The biggest impact that we are seeing is in business and consumer confidence.  Panic buyer in consumers along with a significant decrease in discretionary spending along with businesses putting a hold on any non urgent capex is leading to a contraction in the economy.  We were to attend a conference next week which ‘out of an abundance of caution’ has been canceled.  The problem is that with all businesses contracting their spending, we are expecting to see an increase in businesses closing.  SMEs are encouraged to look carefully at their debtors – balanced with a view that after the crisis, many customers will remember those who provided them some flexibility when times were tough.

Advice to reduce risks of catching COVID 19

These are from the Department of Health website.

Ten ways to reduce your risk of coronavirus

  • Wash hands often with soap and running water, for at least 20 seconds. Dry with paper towel or hand dryer.
  • Try not to touch your eyes, nose or mouth.
  • Cover your nose and mouth with a tissue when you cough or sneeze.

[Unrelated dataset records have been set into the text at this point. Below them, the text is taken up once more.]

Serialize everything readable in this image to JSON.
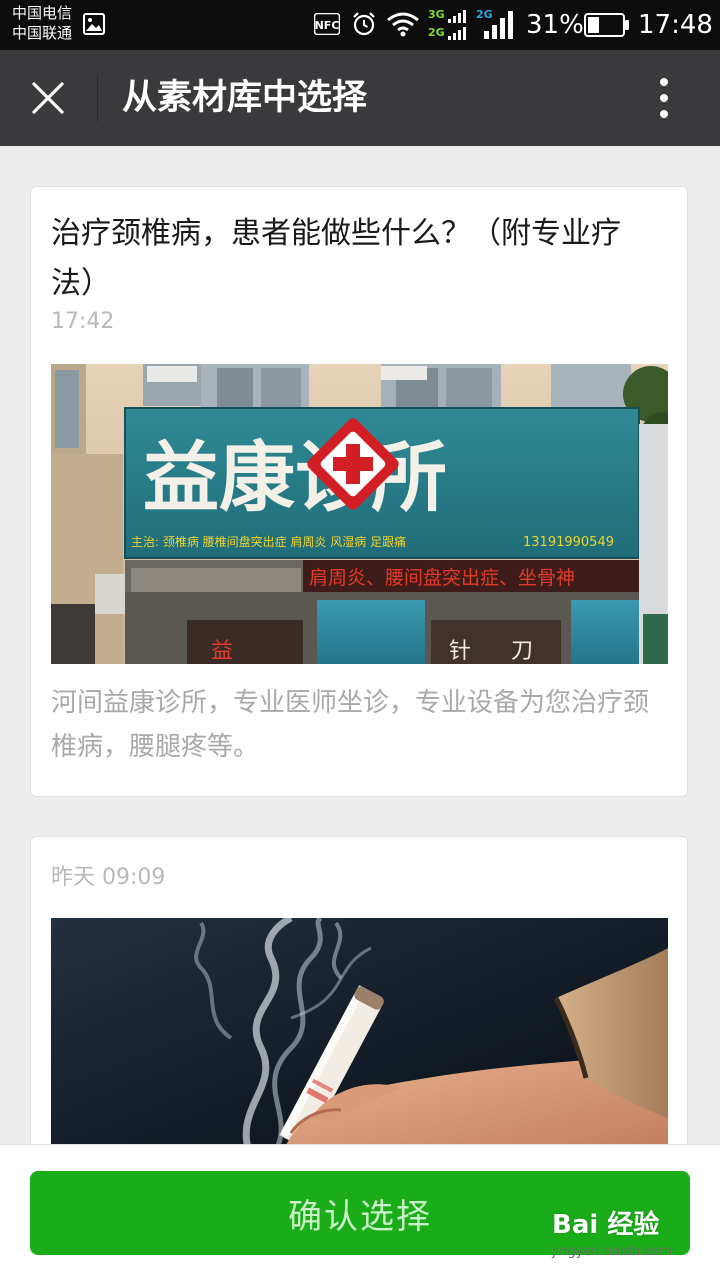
{
  "status_bar": {
    "carrier_1": "中国电信",
    "carrier_2": "中国联通",
    "network_1": "3G",
    "network_2": "2G",
    "network_3": "2G",
    "nfc": "NFC",
    "battery": "31%",
    "time": "17:48"
  },
  "titlebar": {
    "title": "从素材库中选择",
    "close_icon": "close-icon",
    "more_icon": "more-vertical-icon"
  },
  "articles": [
    {
      "title": "治疗颈椎病，患者能做些什么？（附专业疗法）",
      "time": "17:42",
      "cover": {
        "sign_text": "益康诊所",
        "sign_subtext": "主治: 颈椎病 腰椎间盘突出症 肩周炎 风湿病 足跟痛",
        "phone": "13191990549",
        "banner_text": "肩周炎、腰间盘突出症、坐骨神",
        "door_1": "益",
        "door_2": "针",
        "door_3": "刀"
      },
      "description": "河间益康诊所，专业医师坐诊，专业设备为您治疗颈椎病，腰腿疼等。"
    },
    {
      "title": "",
      "time": "昨天 09:09",
      "cover": {
        "subject": "moxa-stick-smoke-image"
      },
      "description": ""
    }
  ],
  "bottom": {
    "confirm_label": "确认选择"
  },
  "watermark": {
    "logo": "Bai 经验",
    "url": "jingyan.baidu.com"
  },
  "colors": {
    "status_bar_bg": "#0d0d0d",
    "titlebar_bg": "#3a3a3d",
    "page_bg": "#ededed",
    "primary_green": "#1aad19",
    "timestamp_gray": "#b8b8b8",
    "description_gray": "#a9a9a9"
  }
}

If you don’t have a tissue cough or sneeze into your upper sleeve or elbow.
  • Isolate yourself at home if you feel sick. If you take medication ensure you have adequate supplies.
  • Phone your GP first if you need medical attention. They will tell you what to do.
  • Continue healthy habits: exercise, drink water, get plenty of sleep, and now is the time to quit smoking. Call the Quitline 137 848.
  • Don’t wear a face mask if you are well.
  • Buy an alcohol-based hand sanitiser with over 60 per cent alcohol.
  • Get the flu shot (available April).
  • Shaking hands is optional!

 

Stay safe – cough into your elbow and wash your hands!